We’ve all asked these questions. No matter how thoroughly we prepare or how high quality the professional development provided is, teachers say “We need more training.” What?! How can that be? We just spent a gazillion dollars to give you tons of hours to learn with experts. I busted my backside to give you everything you need. What training could you possibly still need?
- Steps and actions-check.
- Anticipated results-check.
- Potential pitfalls-check.
- Guided practice-check.
- Q & A-check.
- On-going support-you guessed it, check.
This scenario is frustrating and, I think, all too common. Whether it is culturally responsive teaching, differentiation, RTI, trauma-informed schools, SEL, restorative justice, the refrain is the same: “We need more training?” The accompanying lament remains: “What is the missing piece?”
After years of learning, struggling, and wondering, I think I finally found the missing piece.

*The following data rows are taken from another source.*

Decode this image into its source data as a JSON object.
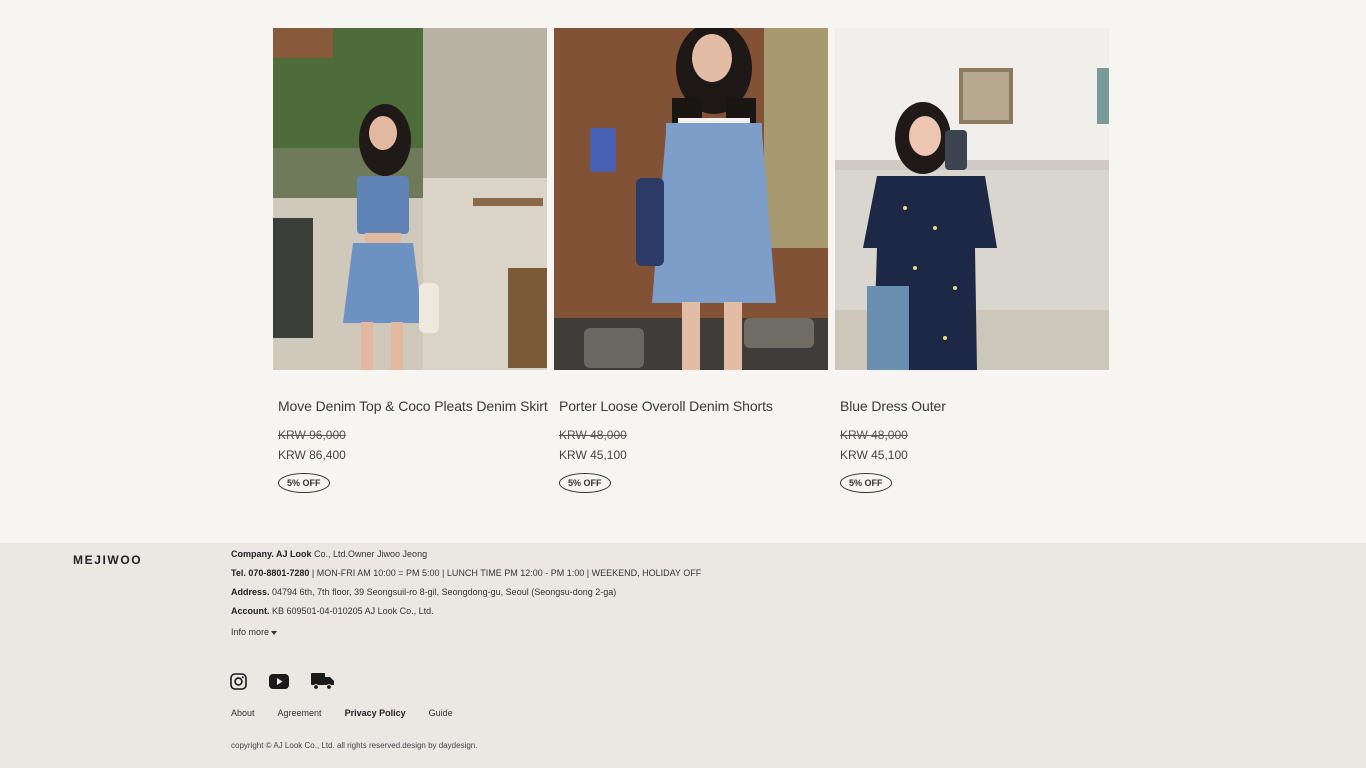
{
  "products": [
    {
      "name": "Move Denim Top & Coco Pleats Denim Skirt",
      "price_original": "KRW 96,000",
      "price_sale": "KRW 86,400",
      "badge": "5% OFF"
    },
    {
      "name": "Porter Loose Overoll Denim Shorts",
      "price_original": "KRW 48,000",
      "price_sale": "KRW 45,100",
      "badge": "5% OFF"
    },
    {
      "name": "Blue Dress Outer",
      "price_original": "KRW 48,000",
      "price_sale": "KRW 45,100",
      "badge": "5% OFF"
    }
  ],
  "footer": {
    "brand": "MEJIWOO",
    "company_label": "Company. AJ Look",
    "company_value": " Co., Ltd.Owner Jiwoo Jeong",
    "tel_label": "Tel. 070-8801-7280",
    "tel_value": " | MON-FRI AM 10:00 = PM 5:00 | LUNCH TIME PM 12:00 - PM 1:00 | WEEKEND, HOLIDAY OFF",
    "address_label": "Address.",
    "address_value": " 04794 6th, 7th floor, 39 Seongsuil-ro 8-gil, Seongdong-gu, Seoul (Seongsu-dong 2-ga)",
    "account_label": "Account.",
    "account_value": " KB 609501-04-010205 AJ Look Co., Ltd.",
    "info_more": "Info more",
    "social_icons": [
      "instagram-icon",
      "youtube-icon",
      "delivery-truck-icon"
    ],
    "links": [
      "About",
      "Agreement",
      "Privacy Policy",
      "Guide"
    ],
    "copyright": "copyright © AJ Look Co., Ltd. all rights reserved.design by daydesign."
  }
}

Teachers need direct, explicit instruction on how to change their own thinking. Truthfully, we spend a lot of time talking about and supporting student thought processes. Self-regulation, self-awareness, self-talk are all part of instruction for students. But it is incredibly rare for teachers to receive the same opportunity to learn such skills.
Instead of wondering why teachers fail to change their behavior, we need to question how we can help change teacher thinking. Not because teachers will all respond perfectly and all our implementation problems will be solved. It is never that simple. But because teachers deserve to understand not just what and why, but HOW. We need to equip them with the tools to control and actively select their actions and reactions in the classroom.
This missing piece is especially pernicious when we are addressing deeply ingrained beliefs and behaviors. Teachers are often stymied by their own struggles. Hence the request for more training. They know, on some level, that they are missing a piece of the puzzle. Articulating what is missing is the challenge. The answer lies in helping teachers surface their thinking, reveal existing inner monologues, and intentionally develop alternative self-talk and thoughts. Teachers need the same level of intentional, structured, and personal instruction that students need.
The biggest problem with the missing piece is that though the need is there, the expertise, the materials, the strategies are also largely missing. As instructional coaches, we are left to address this need as best we can. The first step is knowing there is a missing piece. I wish I could offer specific resources and strategies that would magically fill the void. I can’t. If you have ideas or suggestions, please leave them in the comments for all of us.